I’ve fallen completely in love with the dance for the Polichinelles; the kids do a kind of rocking saunter, then drop to the ground and crawl back through each other’s legs; then they hop from side to side with one leg in attitude. It’s so simple, but it works. The Waltz of the Flowers is still hopeless; the flowers do so little dancing, and the four bees prancing on the melody are simply not funny, nor does the whole “funny” concept fit the mood. Maybe one day Ratmansky will change it?
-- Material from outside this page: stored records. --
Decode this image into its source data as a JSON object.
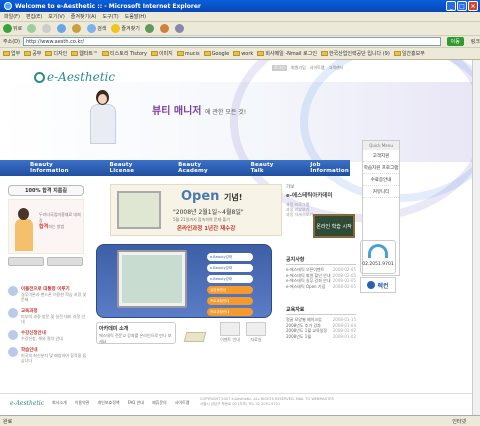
{
  "window": {
    "title": "Welcome to e-Aesthetic :: - Microsoft Internet Explorer"
  },
  "menu": [
    "파일(F)",
    "편집(E)",
    "보기(V)",
    "즐겨찾기(A)",
    "도구(T)",
    "도움말(H)"
  ],
  "toolbar": {
    "back": "뒤로",
    "search": "검색",
    "favorites": "즐겨찾기"
  },
  "address": {
    "label": "주소(D)",
    "url": "http://www.aesth.co.kr/",
    "go": "이동",
    "links": "링크"
  },
  "links_bar": [
    "업무",
    "공부",
    "디자인",
    "웹타트™",
    "티스토리 Tistory",
    "이미지",
    "mucis",
    "Google",
    "work",
    "회사메일 -Nmail 로그인",
    "한국산업인력공단 입니다 (9)",
    "일간홍보부"
  ],
  "status": {
    "text": "완료",
    "zone": "인터넷"
  },
  "site": {
    "toplinks": [
      "로그인",
      "회원가입",
      "사이트맵",
      "고객센터"
    ],
    "logo": "e-Aesthetic",
    "headline": "뷰티 매니저",
    "headline_sub": "에 관한 모든 것!",
    "nav": [
      "Beauty Information",
      "Beauty License",
      "Beauty Academy",
      "Beauty Talk",
      "Job Information"
    ],
    "badge": "100% 합격 지름길",
    "promo_text": "두라다국립미용재료 대회장",
    "promo_red": "합격",
    "promo_sub": "하는 방법",
    "left_menu": [
      {
        "title": "이돌전으로 대통령 이루기",
        "sub": "실무이론과 핸드폰 이용한 학습 과정 및 문제"
      },
      {
        "title": "교육과정",
        "sub": "피부미 과정 방문 및 실전 대비 과정 안내"
      },
      {
        "title": "수강신청안내",
        "sub": "수강신청, 해외 절차 안내"
      },
      {
        "title": "학습안내",
        "sub": "미국의 최신분자 및 매칭하여 합격을 돕습니다"
      }
    ],
    "open": {
      "title": "Open",
      "title2": "기념!",
      "date": "\"2008년 2월1일~4월8일\"",
      "desc": "5월 21일까지 접속하여 문제 풀기",
      "red": "온라인과정 1년간 재수강"
    },
    "center": {
      "t1": "가보",
      "t2": "e-에스테틱아카데미",
      "links": [
        "과정 프로그램",
        "과정 리뷰보기",
        "과정 자세히보기"
      ]
    },
    "chalk": "온라인 학습 시작",
    "quick": {
      "title": "Quick Menu",
      "items": [
        "고객지원",
        "학습지원 프로그램",
        "수료증안내",
        "커뮤니티"
      ]
    },
    "blue_buttons": [
      "e-Beauty강좌",
      "e-Beauty강좌",
      "e-Beauty강좌",
      "실습동영상",
      "프로과정안내",
      "프로과정안내"
    ],
    "academy": {
      "title": "아카데미 소개",
      "desc": "에스테틱 전문교 강좌를 온라인으로 만나 보세요"
    },
    "small_icons": [
      "이벤트 안내",
      "자료실"
    ],
    "notice": {
      "title": "공지사항",
      "rows": [
        {
          "t": "e-에스테틱 오픈이벤트",
          "d": "2008-02-05"
        },
        {
          "t": "e-에스테틱 회원 할인 안내",
          "d": "2008-02-05"
        },
        {
          "t": "e-에스테틱 실무 강좌 안내",
          "d": "2008-02-05"
        },
        {
          "t": "e-에스테틱 Open 기념",
          "d": "2008-02-05"
        }
      ]
    },
    "news": {
      "title": "교육자료",
      "rows": [
        {
          "t": "얼굴 모양별 메이크업",
          "d": "2008-01-15"
        },
        {
          "t": "2008년도 추가 강좌",
          "d": "2008-01-04"
        },
        {
          "t": "2008년도 1월 교육일정",
          "d": "2008-01-02"
        },
        {
          "t": "2008년도 1월",
          "d": "2008-01-02"
        }
      ]
    },
    "tel": "02.2051.9701",
    "partner": "렉컨",
    "footer_links": [
      "회사소개",
      "이용약관",
      "개인보호정책",
      "FAQ 안내",
      "제휴문의",
      "사이트맵"
    ],
    "copyright": "COPYRIGHT 2007 e-Aesthetic. ALL RIGHTS RESERVED. MAIL TO WEBMASTER",
    "address_line": "서울시 강남구 학동로 00 (지하) TEL 02.2051.9701"
  }
}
But all is forgotten once the final pas de deux begins. The two children face their adult manifestations but they don’t see each other. Each couple holds hands. The children slowly walk into an opening at the back of the stage, and the adults dance an emotional pas de deux; the heart catches. It’s also and extremely hard pas de deux, requiring lots of strength, enormous endurance, and some bravery (as when the man swings the ballerina around with her leg out to the side and just hopes that she’ll stay up). Last night, Seo and Stearns had a few flubs, but the feeling was right. A joy laced with awe and even a touch of sadness. Seo was luminous; Stearns looked at her with a love-smitten smile, as if assuring her that even if things did not go seamlessly, he would be there. And he was. It wasn’t perfect, but it was moving.